Keep the Channel Open
Last April, a small group of long-time LifeArt Studio peeps concluded a four-month “radical accountability” group. It was, by all markers, a remarkable experience for all of us. Lots of gains; lots of insights; lots of shifts in perspective happened over our time together. As we’ve said over and over, we always work more efficiently, productively, and happily when we are checking in regularly with supportive colleagues who can encourage, advise, and straighten us out when we get derailed in our process. The movement toward high goals in this group was quite impressive over our time of working closely together. Art was created. Relationships were formed. New jobs were acquired. New practices were implemented. And quite a few burdens were released. I was humbled by the diligence and dedication of these powerful women.
So a few weeks ago, I gathered this group here at the Studio, just to see if the gains had “stuck.” When we’re striving toward new accomplishments, or toward changes in our personal habits or belief systems, it’s important to make sure that the gains remain integrated within us, and not just temporary during the period of intense support.
Thinking that members of the group might have flagged in their commitment to their goals (as I had!), I sent them all this inspiring quotation from choreographer Martha Graham. Graham was responding to fellow choreographer Agnes de Mille who was sharing her anxiety over what she feared was a theatrical failure. She told Graham, “I have a burning desire to be excellent, but no faith that I can be.”
(Just a note before I go on: if the great Agnes de Mille can have doubts about her capability, then no wonder the rest of us do, also. Right??)
So here is what the very wise Martha Graham said to de Mille:
“There is a vitality, a life force, an energy, a quickening that is translated through you into action, and because there is only one of you in all of time, this expression is unique. And if you block it, it will never exist through any other medium and it will be lost. The world will not have it. It is not your business to determine how good it is nor how valuable nor how it compares with other expressions. It is your business to keep it yours clearly and directly, to keep the channel open.”
Ohmygod, this is so good I can hardly stand it! Let me say the words again: It is your business to keep the channel open! Keep the creative juices flowing. Keep the dedication high. And keep the radical sense of potential alive in your heart. This is your work, now and always. I have printed Graham's paragraph numerous times and stuck it all over my house. I can’t hear these words often enough! And of course, I wanted my clients to hear them, too.
So on a rainy Tuesday night, holding the idea of keeping the channel open in our minds, we addressed a series of questions to make sure we could stay on target through the rest of the summer. I offer them to those of you who may also need a mid-summer examination of those goals and intentions you set for your summer.
In what ways are you still working on your 2018 “project for growth”?

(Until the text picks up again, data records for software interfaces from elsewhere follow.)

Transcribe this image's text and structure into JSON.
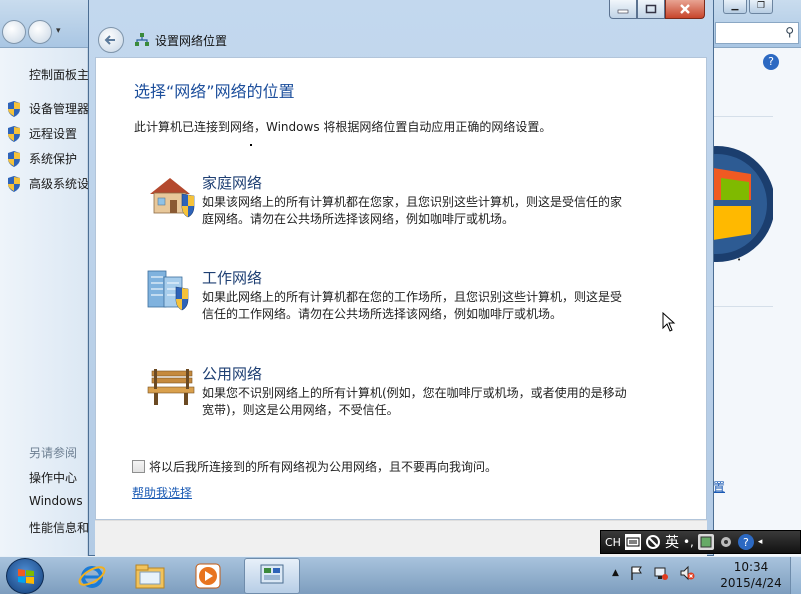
{
  "background_window": {
    "sidebar_links": [
      {
        "label": "控制面板主",
        "shield": false
      },
      {
        "label": "设备管理器",
        "shield": true
      },
      {
        "label": "远程设置",
        "shield": true
      },
      {
        "label": "系统保护",
        "shield": true
      },
      {
        "label": "高级系统设",
        "shield": true
      }
    ],
    "see_also_title": "另请参阅",
    "see_also_links": [
      "操作中心",
      "Windows",
      "性能信息和"
    ],
    "right_link": "置"
  },
  "dialog": {
    "title": "设置网络位置",
    "heading": "选择“网络”网络的位置",
    "intro": "此计算机已连接到网络，Windows 将根据网络位置自动应用正确的网络设置。",
    "options": [
      {
        "icon": "home-network-icon",
        "title": "家庭网络",
        "description": "如果该网络上的所有计算机都在您家，且您识别这些计算机，则这是受信任的家庭网络。请勿在公共场所选择该网络，例如咖啡厅或机场。"
      },
      {
        "icon": "work-network-icon",
        "title": "工作网络",
        "description": "如果此网络上的所有计算机都在您的工作场所，且您识别这些计算机，则这是受信任的工作网络。请勿在公共场所选择该网络，例如咖啡厅或机场。"
      },
      {
        "icon": "public-network-icon",
        "title": "公用网络",
        "description": "如果您不识别网络上的所有计算机(例如，您在咖啡厅或机场，或者使用的是移动宽带)，则这是公用网络，不受信任。"
      }
    ],
    "checkbox_label": "将以后我所连接到的所有网络视为公用网络，且不要再向我询问。",
    "checkbox_checked": false,
    "help_link": "帮助我选择"
  },
  "language_bar": {
    "lang_code": "CH",
    "ime_mode": "英",
    "punct": "•,",
    "help": "?"
  },
  "taskbar": {
    "time": "10:34",
    "date": "2015/4/24",
    "pinned": [
      "ie-icon",
      "explorer-icon",
      "media-player-icon",
      "network-settings-icon"
    ]
  },
  "colors": {
    "heading_blue": "#1d4f9c",
    "link_blue": "#1a5ab4",
    "close_red": "#c7452c"
  }
}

(Be appreciative of the ways, however small, that you are still moving forward with the project.)
How have you effectively and wisely re-shaped or re-directed the project?

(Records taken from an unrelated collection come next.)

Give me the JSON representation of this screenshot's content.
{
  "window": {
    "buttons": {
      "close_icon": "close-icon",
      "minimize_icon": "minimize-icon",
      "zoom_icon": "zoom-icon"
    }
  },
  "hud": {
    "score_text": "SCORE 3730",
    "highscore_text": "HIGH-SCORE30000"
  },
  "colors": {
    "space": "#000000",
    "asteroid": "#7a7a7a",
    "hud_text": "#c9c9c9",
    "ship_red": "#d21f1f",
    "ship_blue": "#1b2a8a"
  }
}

(Remember what the Stoics told us: in some cases, the task that keeps you from doing your work IS your work!)
If you have dropped the project, what were the circumstances that led to that decision?
fear. . .an event. . .a non-supportive habit. . .inertia. . .lack of inspiration,
collaboration, or motivation. . . false beliefs. . . need of instruction. . .
need of a cohort
The questions to ask:
• How have you generously and compassionately considered these circumstances?
• How have you hated, or maligned, or blamed, or groused about those circumstances? (Note: all of these behaviors “close the channel”!)
• And finally, do you believe that you are being given circumstances that are not helpful to you? (Trick question! You know that EVERY circumstance that is in front of you is uniquely designed for your benefit. The work is about finding that benefit.)
Learning to be brutally honest about what is derailing us from a project is actually a very important gain that comes from undertaking the project in the first place. This is part of the “self-study” creatives must constantly practice in order to stay the course of a long and challenging growth project. As the questions above imply, you don’t want to beat up on yourself when you appear to run off course. You want to take the opportunity to examine what is keeping you from moving forward. The thing that is keeping you from moving forward is the issue that is trying to get your attention. Go ahead, give it some attention.
Here is an antidote to a seeming miss-step on our path: Identify the small ways you have stayed on course: and for these be grateful. And even better, write these gratitudes in your TIA Journal.
Don’t have a TIA Journal? Come see me immediately! It will help.
What is your Practice? That is, what is the spiritual technology that “keeps your channel open.”
So Martha Graham admonished her friend to keep the channel open so her spirit could experience the creative impulse that is ready to move through her. Sounds good, you might be thinking, but just how does one “keep the channel open”?
Answer: It’s through a daily Practice of quieting the mind, opening the heart, releasing judgments and attachments, and dropping resistance to what is. We call these practices spiritual technologies. It may be meditation, or prayer, or journaling, or breath work, or just sitting quietly and listening to the voice of God. It’s always there, but hard to hear if you’re running full speed all the time.
So take a break. See what happens. I’m quite sure the channel will open.